### Task to complete
Wherever a line in the data below holds "show", copy that line.

### Data records
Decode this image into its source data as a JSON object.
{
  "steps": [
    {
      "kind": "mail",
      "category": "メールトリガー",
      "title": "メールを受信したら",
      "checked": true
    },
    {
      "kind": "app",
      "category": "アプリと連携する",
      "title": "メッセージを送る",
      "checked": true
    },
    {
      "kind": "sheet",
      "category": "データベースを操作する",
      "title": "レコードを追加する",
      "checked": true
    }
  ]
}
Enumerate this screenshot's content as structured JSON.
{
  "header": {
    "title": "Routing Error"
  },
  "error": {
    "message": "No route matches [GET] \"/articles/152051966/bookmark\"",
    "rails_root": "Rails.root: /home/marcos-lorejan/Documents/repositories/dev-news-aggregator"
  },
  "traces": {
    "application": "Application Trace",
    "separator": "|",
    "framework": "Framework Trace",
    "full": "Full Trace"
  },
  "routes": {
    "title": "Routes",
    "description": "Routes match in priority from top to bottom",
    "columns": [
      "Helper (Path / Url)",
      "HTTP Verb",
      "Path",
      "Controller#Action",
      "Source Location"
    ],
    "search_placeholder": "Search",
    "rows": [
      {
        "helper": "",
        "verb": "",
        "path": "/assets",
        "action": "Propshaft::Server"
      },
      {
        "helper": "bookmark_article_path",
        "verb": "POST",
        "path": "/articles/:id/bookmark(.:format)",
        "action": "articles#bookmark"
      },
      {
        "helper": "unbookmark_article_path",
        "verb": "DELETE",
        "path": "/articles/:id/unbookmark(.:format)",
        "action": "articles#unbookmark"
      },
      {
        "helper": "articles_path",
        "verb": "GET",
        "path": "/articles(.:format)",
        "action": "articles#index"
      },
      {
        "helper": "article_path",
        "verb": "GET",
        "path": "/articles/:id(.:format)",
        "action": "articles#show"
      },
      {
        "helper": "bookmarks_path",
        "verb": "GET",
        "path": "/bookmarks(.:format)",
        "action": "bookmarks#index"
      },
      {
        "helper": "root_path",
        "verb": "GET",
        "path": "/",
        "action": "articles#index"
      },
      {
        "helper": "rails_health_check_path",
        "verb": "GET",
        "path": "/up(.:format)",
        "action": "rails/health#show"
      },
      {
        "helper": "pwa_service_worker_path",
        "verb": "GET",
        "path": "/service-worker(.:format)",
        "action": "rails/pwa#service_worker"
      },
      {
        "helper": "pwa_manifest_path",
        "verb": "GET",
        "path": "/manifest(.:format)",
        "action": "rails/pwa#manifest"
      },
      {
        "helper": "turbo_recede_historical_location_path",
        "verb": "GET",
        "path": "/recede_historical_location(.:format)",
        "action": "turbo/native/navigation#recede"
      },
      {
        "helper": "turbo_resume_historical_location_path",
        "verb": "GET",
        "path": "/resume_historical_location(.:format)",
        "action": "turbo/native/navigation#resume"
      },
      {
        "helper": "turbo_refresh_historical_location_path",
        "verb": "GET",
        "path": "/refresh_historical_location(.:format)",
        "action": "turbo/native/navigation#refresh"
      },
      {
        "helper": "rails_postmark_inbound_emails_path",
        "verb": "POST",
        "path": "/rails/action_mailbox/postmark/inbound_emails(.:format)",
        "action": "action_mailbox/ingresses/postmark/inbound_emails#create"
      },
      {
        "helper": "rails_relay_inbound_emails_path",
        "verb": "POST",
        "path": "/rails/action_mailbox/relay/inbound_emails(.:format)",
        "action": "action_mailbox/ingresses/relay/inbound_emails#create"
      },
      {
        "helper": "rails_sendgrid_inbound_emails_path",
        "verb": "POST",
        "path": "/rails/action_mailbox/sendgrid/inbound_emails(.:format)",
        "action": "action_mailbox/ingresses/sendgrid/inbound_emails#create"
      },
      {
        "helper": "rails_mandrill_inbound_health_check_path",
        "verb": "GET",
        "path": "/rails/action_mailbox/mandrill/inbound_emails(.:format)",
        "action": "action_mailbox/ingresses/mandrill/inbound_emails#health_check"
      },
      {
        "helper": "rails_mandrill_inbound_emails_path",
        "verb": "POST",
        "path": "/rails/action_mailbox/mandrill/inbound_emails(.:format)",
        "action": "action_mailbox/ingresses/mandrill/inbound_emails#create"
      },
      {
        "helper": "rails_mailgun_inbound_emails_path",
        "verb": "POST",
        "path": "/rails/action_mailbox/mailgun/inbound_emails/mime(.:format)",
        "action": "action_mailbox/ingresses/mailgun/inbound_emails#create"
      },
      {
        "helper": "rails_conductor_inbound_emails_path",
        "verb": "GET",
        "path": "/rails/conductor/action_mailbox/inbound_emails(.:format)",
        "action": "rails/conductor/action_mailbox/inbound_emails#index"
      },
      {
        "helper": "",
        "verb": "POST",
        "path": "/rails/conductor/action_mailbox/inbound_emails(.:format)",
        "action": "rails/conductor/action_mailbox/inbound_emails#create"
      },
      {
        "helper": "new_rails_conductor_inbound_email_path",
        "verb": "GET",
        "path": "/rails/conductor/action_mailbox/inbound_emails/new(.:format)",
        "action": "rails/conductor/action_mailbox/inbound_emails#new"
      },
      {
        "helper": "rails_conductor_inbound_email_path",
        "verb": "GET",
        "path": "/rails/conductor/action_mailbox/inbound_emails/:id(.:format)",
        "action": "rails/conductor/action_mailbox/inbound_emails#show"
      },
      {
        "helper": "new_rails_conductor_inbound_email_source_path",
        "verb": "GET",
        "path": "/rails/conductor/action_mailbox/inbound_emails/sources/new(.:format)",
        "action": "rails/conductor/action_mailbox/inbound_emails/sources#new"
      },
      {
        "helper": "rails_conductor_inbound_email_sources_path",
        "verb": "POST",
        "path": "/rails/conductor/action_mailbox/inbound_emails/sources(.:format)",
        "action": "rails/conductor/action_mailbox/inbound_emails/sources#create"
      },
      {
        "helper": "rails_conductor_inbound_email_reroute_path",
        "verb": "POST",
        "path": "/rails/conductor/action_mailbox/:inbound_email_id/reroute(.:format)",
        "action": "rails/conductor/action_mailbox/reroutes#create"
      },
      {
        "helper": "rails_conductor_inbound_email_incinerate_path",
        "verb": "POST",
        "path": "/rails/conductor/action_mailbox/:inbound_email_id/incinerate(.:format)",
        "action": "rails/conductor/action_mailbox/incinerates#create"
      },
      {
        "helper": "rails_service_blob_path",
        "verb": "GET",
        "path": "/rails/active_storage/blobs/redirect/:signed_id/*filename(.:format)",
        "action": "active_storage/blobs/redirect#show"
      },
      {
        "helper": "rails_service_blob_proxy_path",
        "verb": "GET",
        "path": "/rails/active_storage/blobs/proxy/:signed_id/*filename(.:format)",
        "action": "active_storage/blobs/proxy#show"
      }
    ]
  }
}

### Solution to the problem
        "action": "articles#show"
        "action": "rails/health#show"
        "action": "rails/conductor/action_mailbox/inbound_emails#show"
        "action": "active_storage/blobs/redirect#show"
        "action": "active_storage/blobs/proxy#show"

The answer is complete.